[Supplied material]
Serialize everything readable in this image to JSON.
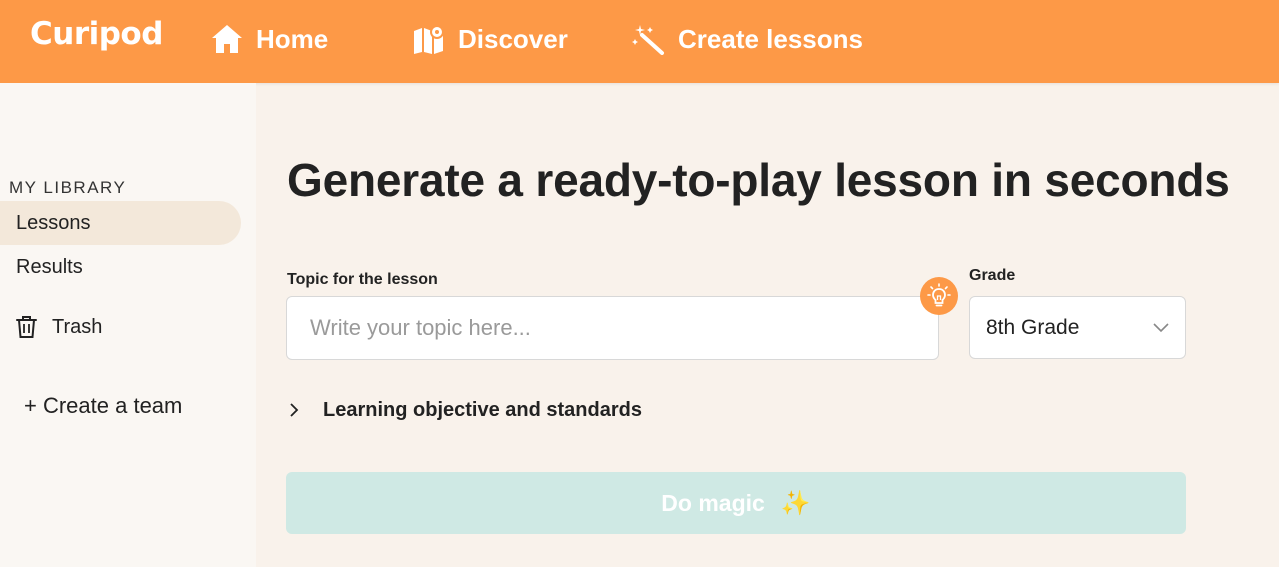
{
  "brand": {
    "logo_text": "Curipod"
  },
  "nav": {
    "home": "Home",
    "discover": "Discover",
    "create_lessons": "Create lessons"
  },
  "sidebar": {
    "heading": "MY LIBRARY",
    "items": [
      {
        "label": "Lessons",
        "active": true
      },
      {
        "label": "Results"
      },
      {
        "label": "Trash"
      }
    ],
    "create_team": "+ Create a team"
  },
  "main": {
    "title": "Generate a ready-to-play lesson in seconds",
    "topic": {
      "label": "Topic for the lesson",
      "placeholder": "Write your topic here...",
      "value": ""
    },
    "grade": {
      "label": "Grade",
      "selected": "8th Grade"
    },
    "objective_toggle": "Learning objective and standards",
    "magic_button": "Do magic",
    "magic_sparkle": "✨"
  },
  "colors": {
    "header": "#fd9947",
    "background": "#f9f2eb",
    "sidebar": "#faf7f3",
    "active_item": "#f3e8da",
    "magic_button_disabled": "#cfe9e4"
  }
}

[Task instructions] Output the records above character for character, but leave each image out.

[Solution for this exercise]
Serialize everything readable in this image to JSON.
{
  "brand": {
    "logo_text": "Curipod"
  },
  "nav": {
    "home": "Home",
    "discover": "Discover",
    "create_lessons": "Create lessons"
  },
  "sidebar": {
    "heading": "MY LIBRARY",
    "items": [
      {
        "label": "Lessons",
        "active": true
      },
      {
        "label": "Results"
      },
      {
        "label": "Trash"
      }
    ],
    "create_team": "+ Create a team"
  },
  "main": {
    "title": "Generate a ready-to-play lesson in seconds",
    "topic": {
      "label": "Topic for the lesson",
      "placeholder": "Write your topic here...",
      "value": ""
    },
    "grade": {
      "label": "Grade",
      "selected": "8th Grade"
    },
    "objective_toggle": "Learning objective and standards",
    "magic_button": "Do magic",
    "magic_sparkle": "✨"
  },
  "colors": {
    "header": "#fd9947",
    "background": "#f9f2eb",
    "sidebar": "#faf7f3",
    "active_item": "#f3e8da",
    "magic_button_disabled": "#cfe9e4"
  }
}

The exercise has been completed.